----- TASK MATERIAL -----
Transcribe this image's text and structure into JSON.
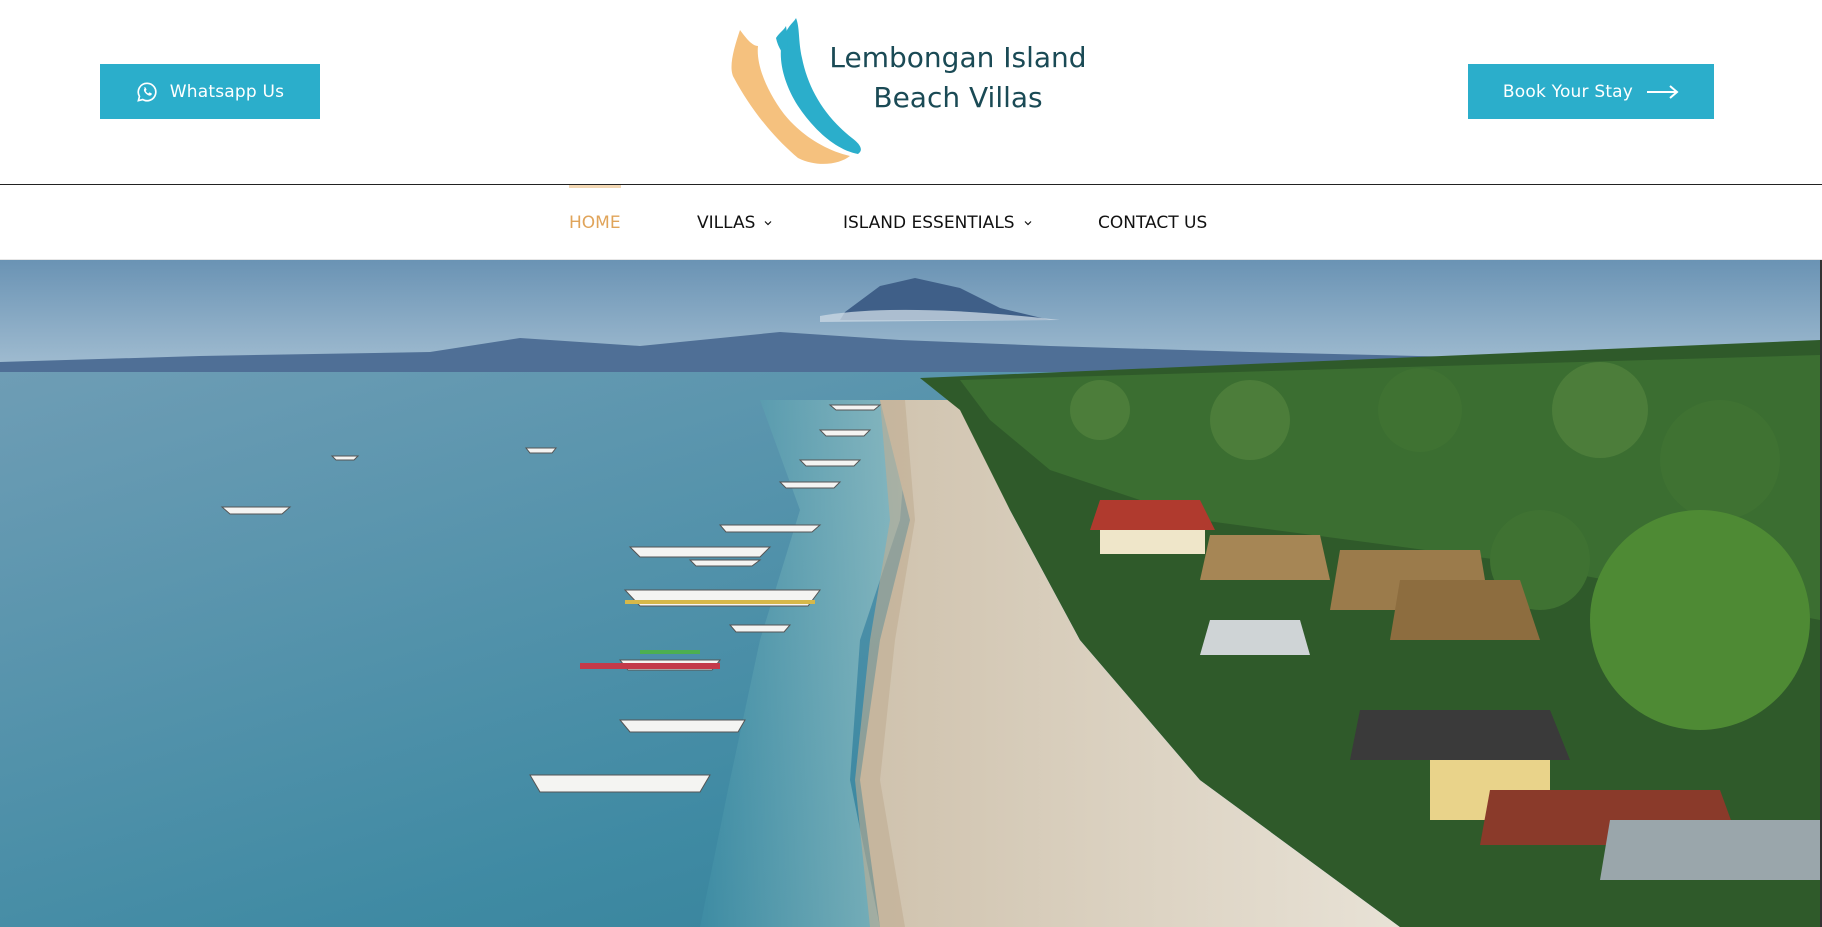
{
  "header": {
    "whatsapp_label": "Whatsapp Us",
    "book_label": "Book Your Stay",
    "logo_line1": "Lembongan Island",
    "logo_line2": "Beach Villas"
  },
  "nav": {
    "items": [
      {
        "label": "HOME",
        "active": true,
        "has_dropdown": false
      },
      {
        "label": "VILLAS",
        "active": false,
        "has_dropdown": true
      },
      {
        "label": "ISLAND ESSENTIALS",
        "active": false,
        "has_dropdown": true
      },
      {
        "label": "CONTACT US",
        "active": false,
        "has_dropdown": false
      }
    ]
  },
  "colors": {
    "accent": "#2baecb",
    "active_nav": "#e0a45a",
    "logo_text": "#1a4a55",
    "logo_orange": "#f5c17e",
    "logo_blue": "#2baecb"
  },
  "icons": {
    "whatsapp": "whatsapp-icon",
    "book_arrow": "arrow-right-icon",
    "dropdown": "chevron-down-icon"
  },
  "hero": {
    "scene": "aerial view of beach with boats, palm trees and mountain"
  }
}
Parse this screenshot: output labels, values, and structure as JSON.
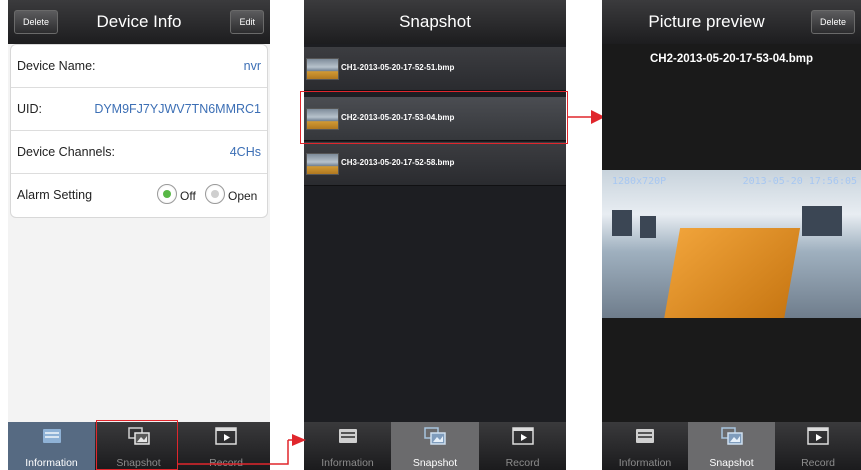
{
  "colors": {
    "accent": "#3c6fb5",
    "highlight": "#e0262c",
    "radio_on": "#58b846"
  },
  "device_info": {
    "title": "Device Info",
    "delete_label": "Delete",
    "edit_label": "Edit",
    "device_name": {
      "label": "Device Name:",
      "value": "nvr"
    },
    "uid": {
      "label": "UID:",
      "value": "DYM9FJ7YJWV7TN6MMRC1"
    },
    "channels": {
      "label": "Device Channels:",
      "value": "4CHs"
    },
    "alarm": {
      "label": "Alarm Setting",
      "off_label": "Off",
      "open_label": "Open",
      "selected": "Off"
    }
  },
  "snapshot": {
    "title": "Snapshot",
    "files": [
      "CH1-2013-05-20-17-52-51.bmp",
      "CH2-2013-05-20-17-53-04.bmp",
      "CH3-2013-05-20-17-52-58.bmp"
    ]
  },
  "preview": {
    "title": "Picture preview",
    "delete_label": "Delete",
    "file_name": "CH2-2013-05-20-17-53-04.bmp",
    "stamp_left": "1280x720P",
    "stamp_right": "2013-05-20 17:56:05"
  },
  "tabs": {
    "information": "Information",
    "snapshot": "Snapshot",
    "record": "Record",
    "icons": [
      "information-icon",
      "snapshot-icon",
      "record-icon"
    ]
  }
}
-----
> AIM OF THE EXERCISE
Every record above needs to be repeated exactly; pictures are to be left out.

> ANSWER SECTION
Transcribe this image's text and structure into JSON.
{
  "header": {
    "whatsapp_label": "Whatsapp Us",
    "book_label": "Book Your Stay",
    "logo_line1": "Lembongan Island",
    "logo_line2": "Beach Villas"
  },
  "nav": {
    "items": [
      {
        "label": "HOME",
        "active": true,
        "has_dropdown": false
      },
      {
        "label": "VILLAS",
        "active": false,
        "has_dropdown": true
      },
      {
        "label": "ISLAND ESSENTIALS",
        "active": false,
        "has_dropdown": true
      },
      {
        "label": "CONTACT US",
        "active": false,
        "has_dropdown": false
      }
    ]
  },
  "colors": {
    "accent": "#2baecb",
    "active_nav": "#e0a45a",
    "logo_text": "#1a4a55",
    "logo_orange": "#f5c17e",
    "logo_blue": "#2baecb"
  },
  "icons": {
    "whatsapp": "whatsapp-icon",
    "book_arrow": "arrow-right-icon",
    "dropdown": "chevron-down-icon"
  },
  "hero": {
    "scene": "aerial view of beach with boats, palm trees and mountain"
  }
}
Parse this screenshot: output labels, values, and structure as JSON.
{
  "colors": {
    "accent": "#3c6fb5",
    "highlight": "#e0262c",
    "radio_on": "#58b846"
  },
  "device_info": {
    "title": "Device Info",
    "delete_label": "Delete",
    "edit_label": "Edit",
    "device_name": {
      "label": "Device Name:",
      "value": "nvr"
    },
    "uid": {
      "label": "UID:",
      "value": "DYM9FJ7YJWV7TN6MMRC1"
    },
    "channels": {
      "label": "Device Channels:",
      "value": "4CHs"
    },
    "alarm": {
      "label": "Alarm Setting",
      "off_label": "Off",
      "open_label": "Open",
      "selected": "Off"
    }
  },
  "snapshot": {
    "title": "Snapshot",
    "files": [
      "CH1-2013-05-20-17-52-51.bmp",
      "CH2-2013-05-20-17-53-04.bmp",
      "CH3-2013-05-20-17-52-58.bmp"
    ]
  },
  "preview": {
    "title": "Picture preview",
    "delete_label": "Delete",
    "file_name": "CH2-2013-05-20-17-53-04.bmp",
    "stamp_left": "1280x720P",
    "stamp_right": "2013-05-20 17:56:05"
  },
  "tabs": {
    "information": "Information",
    "snapshot": "Snapshot",
    "record": "Record",
    "icons": [
      "information-icon",
      "snapshot-icon",
      "record-icon"
    ]
  }
}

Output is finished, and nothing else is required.